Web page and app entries

****

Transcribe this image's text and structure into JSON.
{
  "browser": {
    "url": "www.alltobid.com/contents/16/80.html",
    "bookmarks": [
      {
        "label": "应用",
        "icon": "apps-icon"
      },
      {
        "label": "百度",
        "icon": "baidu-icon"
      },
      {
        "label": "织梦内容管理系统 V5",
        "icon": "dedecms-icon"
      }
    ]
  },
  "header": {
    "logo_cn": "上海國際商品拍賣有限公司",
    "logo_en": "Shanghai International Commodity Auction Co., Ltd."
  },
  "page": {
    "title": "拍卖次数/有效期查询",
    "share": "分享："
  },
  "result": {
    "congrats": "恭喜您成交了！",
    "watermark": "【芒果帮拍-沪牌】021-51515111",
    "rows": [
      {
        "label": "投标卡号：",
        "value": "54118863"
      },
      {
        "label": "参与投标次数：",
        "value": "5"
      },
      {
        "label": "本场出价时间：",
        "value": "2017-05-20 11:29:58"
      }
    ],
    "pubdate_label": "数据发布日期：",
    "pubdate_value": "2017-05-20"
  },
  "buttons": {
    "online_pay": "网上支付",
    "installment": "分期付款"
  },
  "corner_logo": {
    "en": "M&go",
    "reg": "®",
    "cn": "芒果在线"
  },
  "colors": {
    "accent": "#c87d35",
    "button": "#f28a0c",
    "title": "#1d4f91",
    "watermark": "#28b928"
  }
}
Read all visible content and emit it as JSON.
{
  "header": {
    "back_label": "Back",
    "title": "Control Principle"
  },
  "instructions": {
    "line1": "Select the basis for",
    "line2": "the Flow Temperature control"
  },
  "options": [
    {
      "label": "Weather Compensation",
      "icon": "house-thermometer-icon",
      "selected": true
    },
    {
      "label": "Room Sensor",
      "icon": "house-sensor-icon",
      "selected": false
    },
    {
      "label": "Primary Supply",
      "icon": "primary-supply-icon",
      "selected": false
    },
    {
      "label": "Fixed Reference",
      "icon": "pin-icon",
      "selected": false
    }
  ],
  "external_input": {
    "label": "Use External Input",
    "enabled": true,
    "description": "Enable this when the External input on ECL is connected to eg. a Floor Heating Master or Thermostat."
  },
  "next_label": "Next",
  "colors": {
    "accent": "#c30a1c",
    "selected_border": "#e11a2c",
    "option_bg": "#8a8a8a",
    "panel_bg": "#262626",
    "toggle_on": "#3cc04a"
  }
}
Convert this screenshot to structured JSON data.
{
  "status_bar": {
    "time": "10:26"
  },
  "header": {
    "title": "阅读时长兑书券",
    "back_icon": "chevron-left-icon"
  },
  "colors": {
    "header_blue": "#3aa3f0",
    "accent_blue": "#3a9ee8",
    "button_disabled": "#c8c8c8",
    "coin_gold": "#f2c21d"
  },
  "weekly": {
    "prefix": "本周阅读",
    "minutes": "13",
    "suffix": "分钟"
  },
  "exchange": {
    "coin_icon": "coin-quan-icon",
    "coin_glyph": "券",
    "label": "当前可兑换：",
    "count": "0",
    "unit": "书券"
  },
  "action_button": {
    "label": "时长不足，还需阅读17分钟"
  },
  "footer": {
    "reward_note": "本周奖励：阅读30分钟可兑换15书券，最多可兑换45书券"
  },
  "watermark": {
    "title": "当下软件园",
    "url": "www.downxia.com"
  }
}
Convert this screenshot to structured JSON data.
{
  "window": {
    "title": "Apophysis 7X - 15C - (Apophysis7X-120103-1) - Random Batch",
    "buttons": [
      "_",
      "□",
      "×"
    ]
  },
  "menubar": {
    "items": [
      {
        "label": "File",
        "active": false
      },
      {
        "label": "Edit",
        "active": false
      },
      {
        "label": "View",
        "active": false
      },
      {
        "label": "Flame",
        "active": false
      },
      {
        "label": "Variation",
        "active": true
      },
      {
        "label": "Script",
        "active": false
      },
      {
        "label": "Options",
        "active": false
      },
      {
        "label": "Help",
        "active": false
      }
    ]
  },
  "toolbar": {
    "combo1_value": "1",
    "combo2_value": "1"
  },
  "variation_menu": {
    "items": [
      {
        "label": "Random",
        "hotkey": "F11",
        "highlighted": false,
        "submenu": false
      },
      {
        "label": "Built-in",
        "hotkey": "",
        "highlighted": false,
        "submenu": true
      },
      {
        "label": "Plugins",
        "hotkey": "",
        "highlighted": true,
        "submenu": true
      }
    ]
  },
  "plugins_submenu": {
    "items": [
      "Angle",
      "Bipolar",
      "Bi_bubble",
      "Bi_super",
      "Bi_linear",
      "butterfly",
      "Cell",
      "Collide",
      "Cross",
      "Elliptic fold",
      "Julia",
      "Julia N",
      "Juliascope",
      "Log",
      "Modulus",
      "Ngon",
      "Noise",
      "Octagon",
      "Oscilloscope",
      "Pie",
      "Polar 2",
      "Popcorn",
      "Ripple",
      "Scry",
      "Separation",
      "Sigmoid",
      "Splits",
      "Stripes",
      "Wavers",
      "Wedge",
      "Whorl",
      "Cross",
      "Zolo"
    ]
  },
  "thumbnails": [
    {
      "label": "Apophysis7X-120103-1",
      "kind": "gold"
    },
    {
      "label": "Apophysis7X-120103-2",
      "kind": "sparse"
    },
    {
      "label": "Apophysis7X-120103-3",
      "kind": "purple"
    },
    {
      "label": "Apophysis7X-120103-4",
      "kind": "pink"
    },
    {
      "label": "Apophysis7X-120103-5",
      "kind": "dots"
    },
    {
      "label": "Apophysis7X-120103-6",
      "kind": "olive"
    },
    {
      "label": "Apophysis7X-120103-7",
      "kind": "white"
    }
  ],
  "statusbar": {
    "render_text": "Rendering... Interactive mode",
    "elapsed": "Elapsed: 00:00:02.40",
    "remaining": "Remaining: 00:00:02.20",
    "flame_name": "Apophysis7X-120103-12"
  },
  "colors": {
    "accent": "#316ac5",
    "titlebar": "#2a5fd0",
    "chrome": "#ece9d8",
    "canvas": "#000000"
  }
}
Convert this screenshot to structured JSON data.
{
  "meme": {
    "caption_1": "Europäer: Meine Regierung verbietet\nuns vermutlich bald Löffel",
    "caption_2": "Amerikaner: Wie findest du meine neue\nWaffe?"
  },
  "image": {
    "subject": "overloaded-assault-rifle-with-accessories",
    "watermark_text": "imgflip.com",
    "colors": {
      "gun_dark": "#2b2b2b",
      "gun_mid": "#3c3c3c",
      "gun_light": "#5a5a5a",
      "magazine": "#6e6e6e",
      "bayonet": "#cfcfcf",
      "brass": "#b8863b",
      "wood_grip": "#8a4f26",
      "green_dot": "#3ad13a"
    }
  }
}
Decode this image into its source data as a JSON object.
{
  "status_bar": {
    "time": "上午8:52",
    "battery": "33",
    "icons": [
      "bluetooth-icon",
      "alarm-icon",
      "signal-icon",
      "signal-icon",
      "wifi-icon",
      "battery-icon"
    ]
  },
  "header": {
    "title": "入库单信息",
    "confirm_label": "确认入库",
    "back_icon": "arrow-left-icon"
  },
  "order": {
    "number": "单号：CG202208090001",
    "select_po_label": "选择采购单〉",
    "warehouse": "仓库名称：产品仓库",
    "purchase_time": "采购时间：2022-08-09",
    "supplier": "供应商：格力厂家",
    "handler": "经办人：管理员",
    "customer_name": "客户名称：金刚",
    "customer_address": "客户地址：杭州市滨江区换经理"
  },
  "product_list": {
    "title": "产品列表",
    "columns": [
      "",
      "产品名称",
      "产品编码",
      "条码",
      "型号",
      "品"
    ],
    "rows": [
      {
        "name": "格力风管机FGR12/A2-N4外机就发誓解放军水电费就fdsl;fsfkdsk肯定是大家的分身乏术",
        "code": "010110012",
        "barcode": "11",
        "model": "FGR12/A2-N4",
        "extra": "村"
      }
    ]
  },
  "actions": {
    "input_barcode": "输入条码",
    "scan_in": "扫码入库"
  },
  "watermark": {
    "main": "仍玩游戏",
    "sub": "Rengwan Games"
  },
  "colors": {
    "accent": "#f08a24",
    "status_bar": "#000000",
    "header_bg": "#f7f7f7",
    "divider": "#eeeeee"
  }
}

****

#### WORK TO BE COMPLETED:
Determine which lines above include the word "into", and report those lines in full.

#### TASK SOLUTION:
Transcribe this image's text and structure into JSON.
Decode this image into its source data as a JSON object.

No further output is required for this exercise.